Sarafina, 30 years later

by Thinus Ferreira, Channel 24

To celebrate Youth Day in South Africa and the 30th anniversary of Sarafina!, will roll out the red carpet for cinema showings and broadcast the musical drama. first broadcast the Anant Singh produced and Darrell Roodt directed film 20 years ago. The movie, which was filmed at Morris Isaacson High School in Soweto, tells the story of the 1976 Soweto student uprising in the country, with a local and international cast including Whoopi Goldberg, John Kani, Leleti Khumalo and Miriam Makeba.

Sarafina! will be in South African cinemas again on Wednesday, 15 June, with doing red carpet showings at Nu Metro in Cape Town, Johannesburg and Durban, before broadcasting the film on Youth Day on Thursday on at 15:05.

Sarafina! has remained an audience favourite and an important film in South African cinema. We are proud to partner with Videovision Entertainment to bring Sarafina! back to to celebrate this milestone,” says content specialist Marisa Hendricks.

Sarafina! had its world premiere at the Cannes Film Festival 30 years ago and was released shortly after at cinemas in South Africa.

Singh, who recently attended the Cannes Film Festival again, says, “It was a truly nostalgic moment for me when I was walking on the red carpet at the Palais des Festivals where I met officials of the festival who could scarcely believe that it was 30 years since the momentous world premiere in Cannes”.

“My journey with Sarafina! began 35 years ago when I saw the play at the Market Theatre in Johannesburg.”

“I was moved and felt that I had to make a film about this amazing play. I was able to secure the film rights from Mbongeni Ngema, and the rest is history.”

“The important aspect for me was that Sarafina! was based on the watershed event of 16 June 1976, which changed the course of South Africa’s history.
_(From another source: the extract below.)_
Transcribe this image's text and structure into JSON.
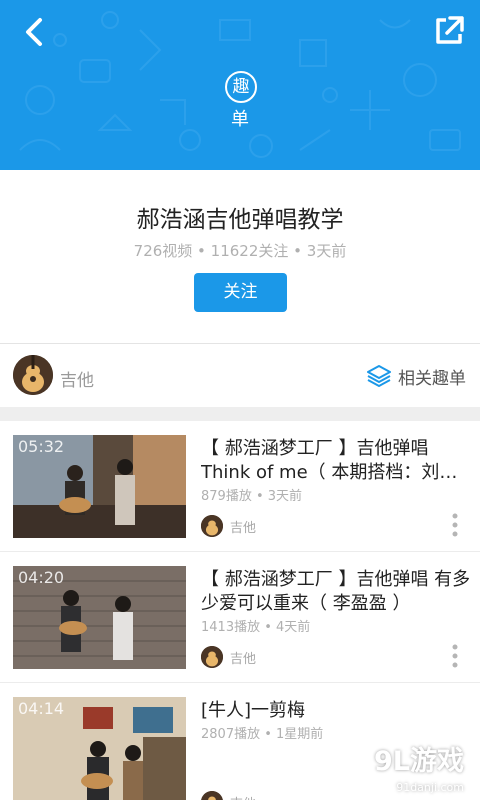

Sarafina! was made shortly after Nelson Mandela was released from prison, and we were fortunate to have had his support to make the film and have him as guest of honour at the South African premiere of the film.”

“Today, 30 years later, we are delighted to be sharing our film, which perpetuates the contribution of the heroes of 1976 to our democracy, with the viewers of”